▶ Activity:
Set down the entries that follow exactly as written, leaving out any images.

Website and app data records
%%
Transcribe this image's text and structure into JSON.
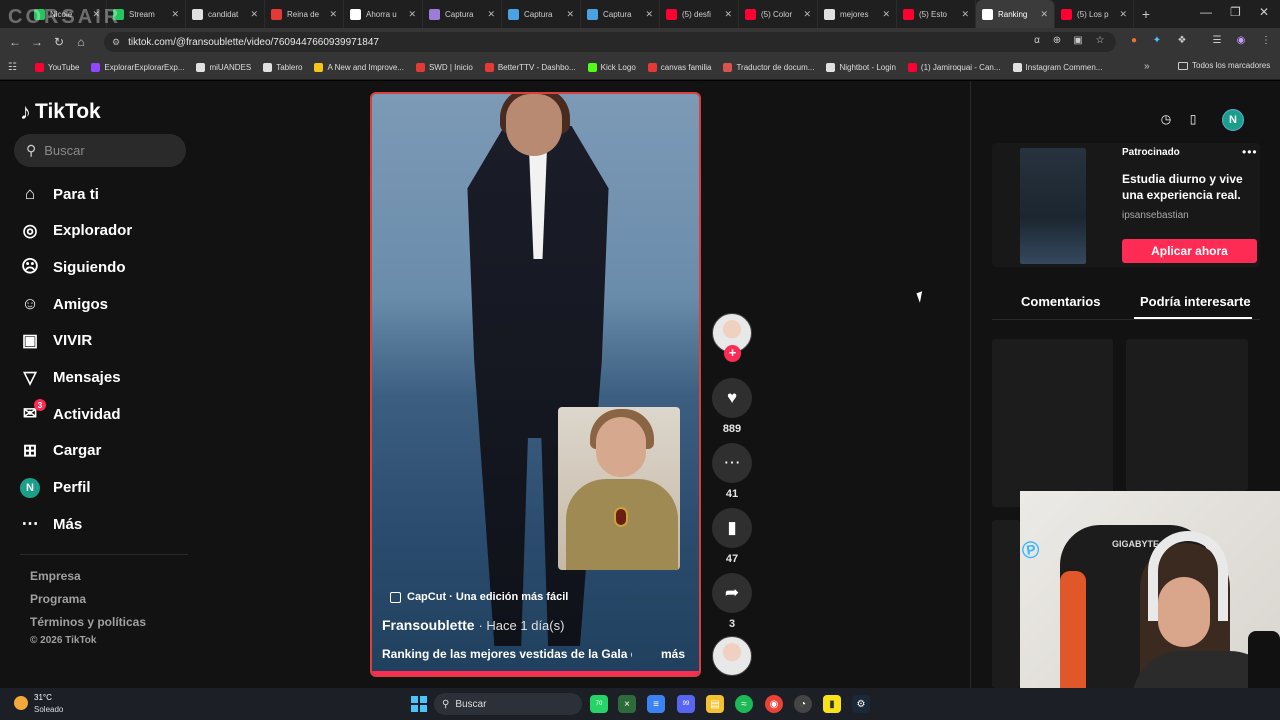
{
  "browser": {
    "overlay_logo": "CORSAIR",
    "tabs": [
      {
        "title": "Nicole",
        "color": "#22c55e"
      },
      {
        "title": "Stream",
        "color": "#22c55e"
      },
      {
        "title": "candidat",
        "color": "#e0e0e0"
      },
      {
        "title": "Reina de",
        "color": "#e53935"
      },
      {
        "title": "Ahorra u",
        "color": "#ffffff"
      },
      {
        "title": "Captura",
        "color": "#9c7bd9"
      },
      {
        "title": "Captura",
        "color": "#4aa3e0"
      },
      {
        "title": "Captura",
        "color": "#4aa3e0"
      },
      {
        "title": "(5) desfi",
        "color": "#ff0033"
      },
      {
        "title": "(5) Color",
        "color": "#ff0033"
      },
      {
        "title": "mejores",
        "color": "#e0e0e0"
      },
      {
        "title": "(5) Esto",
        "color": "#ff0033"
      },
      {
        "title": "Ranking",
        "color": "#ffffff",
        "active": true
      },
      {
        "title": "(5) Los p",
        "color": "#ff0033"
      }
    ],
    "url": "tiktok.com/@fransoublette/video/7609447660939971847",
    "bookmarks": [
      {
        "label": "YouTube",
        "color": "#ff0033"
      },
      {
        "label": "ExplorarExplorarExp...",
        "color": "#9146ff"
      },
      {
        "label": "miUANDES",
        "color": "#e0e0e0"
      },
      {
        "label": "Tablero",
        "color": "#e0e0e0"
      },
      {
        "label": "A New and Improve...",
        "color": "#f5c518"
      },
      {
        "label": "SWD | Inicio",
        "color": "#e53935"
      },
      {
        "label": "BetterTTV - Dashbo...",
        "color": "#e53935"
      },
      {
        "label": "Kick Logo",
        "color": "#53fc18"
      },
      {
        "label": "canvas familia",
        "color": "#e53935"
      },
      {
        "label": "Traductor de docum...",
        "color": "#d9534f"
      },
      {
        "label": "Nightbot - Login",
        "color": "#e0e0e0"
      },
      {
        "label": "(1) Jamiroquai - Can...",
        "color": "#ff0033"
      },
      {
        "label": "Instagram Commen...",
        "color": "#e0e0e0"
      }
    ],
    "all_bookmarks": "Todos los marcadores"
  },
  "tiktok": {
    "logo": "TikTok",
    "search_placeholder": "Buscar",
    "nav": [
      {
        "label": "Para ti",
        "icon": "home-icon"
      },
      {
        "label": "Explorador",
        "icon": "compass-icon"
      },
      {
        "label": "Siguiendo",
        "icon": "following-icon"
      },
      {
        "label": "Amigos",
        "icon": "friends-icon"
      },
      {
        "label": "VIVIR",
        "icon": "live-icon"
      },
      {
        "label": "Mensajes",
        "icon": "messages-icon"
      },
      {
        "label": "Actividad",
        "icon": "activity-icon",
        "badge": "3"
      },
      {
        "label": "Cargar",
        "icon": "upload-icon"
      },
      {
        "label": "Perfil",
        "icon": "profile-icon",
        "initial": "N"
      },
      {
        "label": "Más",
        "icon": "more-icon"
      }
    ],
    "footer": [
      "Empresa",
      "Programa",
      "Términos y políticas"
    ],
    "copyright": "© 2026 TikTok",
    "video": {
      "capcut": "CapCut · Una edición más fácil",
      "author": "Fransoublette",
      "time": "· Hace 1 día(s)",
      "description": "Ranking de las mejores vestidas de la Gala de",
      "more": "más"
    },
    "actions": {
      "likes": "889",
      "comments": "41",
      "saves": "47",
      "shares": "3"
    },
    "profile_initial": "N",
    "ad": {
      "sponsored": "Patrocinado",
      "text": "Estudia diurno y vive una experiencia real.",
      "handle": "ipsansebastian",
      "cta": "Aplicar ahora"
    },
    "tabs": {
      "comments": "Comentarios",
      "related": "Podría interesarte"
    }
  },
  "webcam": {
    "chair_brand": "GIGABYTE"
  },
  "taskbar": {
    "temp": "31°C",
    "condition": "Soleado",
    "search": "Buscar",
    "chat_badge": "70",
    "discord_badge": "99"
  }
}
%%
▶ Completed task:
Transcribe this image's text and structure into JSON.
{
  "browser": {
    "overlay_logo": "CORSAIR",
    "tabs": [
      {
        "title": "Nicole",
        "color": "#22c55e"
      },
      {
        "title": "Stream",
        "color": "#22c55e"
      },
      {
        "title": "candidat",
        "color": "#e0e0e0"
      },
      {
        "title": "Reina de",
        "color": "#e53935"
      },
      {
        "title": "Ahorra u",
        "color": "#ffffff"
      },
      {
        "title": "Captura",
        "color": "#9c7bd9"
      },
      {
        "title": "Captura",
        "color": "#4aa3e0"
      },
      {
        "title": "Captura",
        "color": "#4aa3e0"
      },
      {
        "title": "(5) desfi",
        "color": "#ff0033"
      },
      {
        "title": "(5) Color",
        "color": "#ff0033"
      },
      {
        "title": "mejores",
        "color": "#e0e0e0"
      },
      {
        "title": "(5) Esto",
        "color": "#ff0033"
      },
      {
        "title": "Ranking",
        "color": "#ffffff",
        "active": true
      },
      {
        "title": "(5) Los p",
        "color": "#ff0033"
      }
    ],
    "url": "tiktok.com/@fransoublette/video/7609447660939971847",
    "bookmarks": [
      {
        "label": "YouTube",
        "color": "#ff0033"
      },
      {
        "label": "ExplorarExplorarExp...",
        "color": "#9146ff"
      },
      {
        "label": "miUANDES",
        "color": "#e0e0e0"
      },
      {
        "label": "Tablero",
        "color": "#e0e0e0"
      },
      {
        "label": "A New and Improve...",
        "color": "#f5c518"
      },
      {
        "label": "SWD | Inicio",
        "color": "#e53935"
      },
      {
        "label": "BetterTTV - Dashbo...",
        "color": "#e53935"
      },
      {
        "label": "Kick Logo",
        "color": "#53fc18"
      },
      {
        "label": "canvas familia",
        "color": "#e53935"
      },
      {
        "label": "Traductor de docum...",
        "color": "#d9534f"
      },
      {
        "label": "Nightbot - Login",
        "color": "#e0e0e0"
      },
      {
        "label": "(1) Jamiroquai - Can...",
        "color": "#ff0033"
      },
      {
        "label": "Instagram Commen...",
        "color": "#e0e0e0"
      }
    ],
    "all_bookmarks": "Todos los marcadores"
  },
  "tiktok": {
    "logo": "TikTok",
    "search_placeholder": "Buscar",
    "nav": [
      {
        "label": "Para ti",
        "icon": "home-icon"
      },
      {
        "label": "Explorador",
        "icon": "compass-icon"
      },
      {
        "label": "Siguiendo",
        "icon": "following-icon"
      },
      {
        "label": "Amigos",
        "icon": "friends-icon"
      },
      {
        "label": "VIVIR",
        "icon": "live-icon"
      },
      {
        "label": "Mensajes",
        "icon": "messages-icon"
      },
      {
        "label": "Actividad",
        "icon": "activity-icon",
        "badge": "3"
      },
      {
        "label": "Cargar",
        "icon": "upload-icon"
      },
      {
        "label": "Perfil",
        "icon": "profile-icon",
        "initial": "N"
      },
      {
        "label": "Más",
        "icon": "more-icon"
      }
    ],
    "footer": [
      "Empresa",
      "Programa",
      "Términos y políticas"
    ],
    "copyright": "© 2026 TikTok",
    "video": {
      "capcut": "CapCut · Una edición más fácil",
      "author": "Fransoublette",
      "time": "· Hace 1 día(s)",
      "description": "Ranking de las mejores vestidas de la Gala de",
      "more": "más"
    },
    "actions": {
      "likes": "889",
      "comments": "41",
      "saves": "47",
      "shares": "3"
    },
    "profile_initial": "N",
    "ad": {
      "sponsored": "Patrocinado",
      "text": "Estudia diurno y vive una experiencia real.",
      "handle": "ipsansebastian",
      "cta": "Aplicar ahora"
    },
    "tabs": {
      "comments": "Comentarios",
      "related": "Podría interesarte"
    }
  },
  "webcam": {
    "chair_brand": "GIGABYTE"
  },
  "taskbar": {
    "temp": "31°C",
    "condition": "Soleado",
    "search": "Buscar",
    "chat_badge": "70",
    "discord_badge": "99"
  }
}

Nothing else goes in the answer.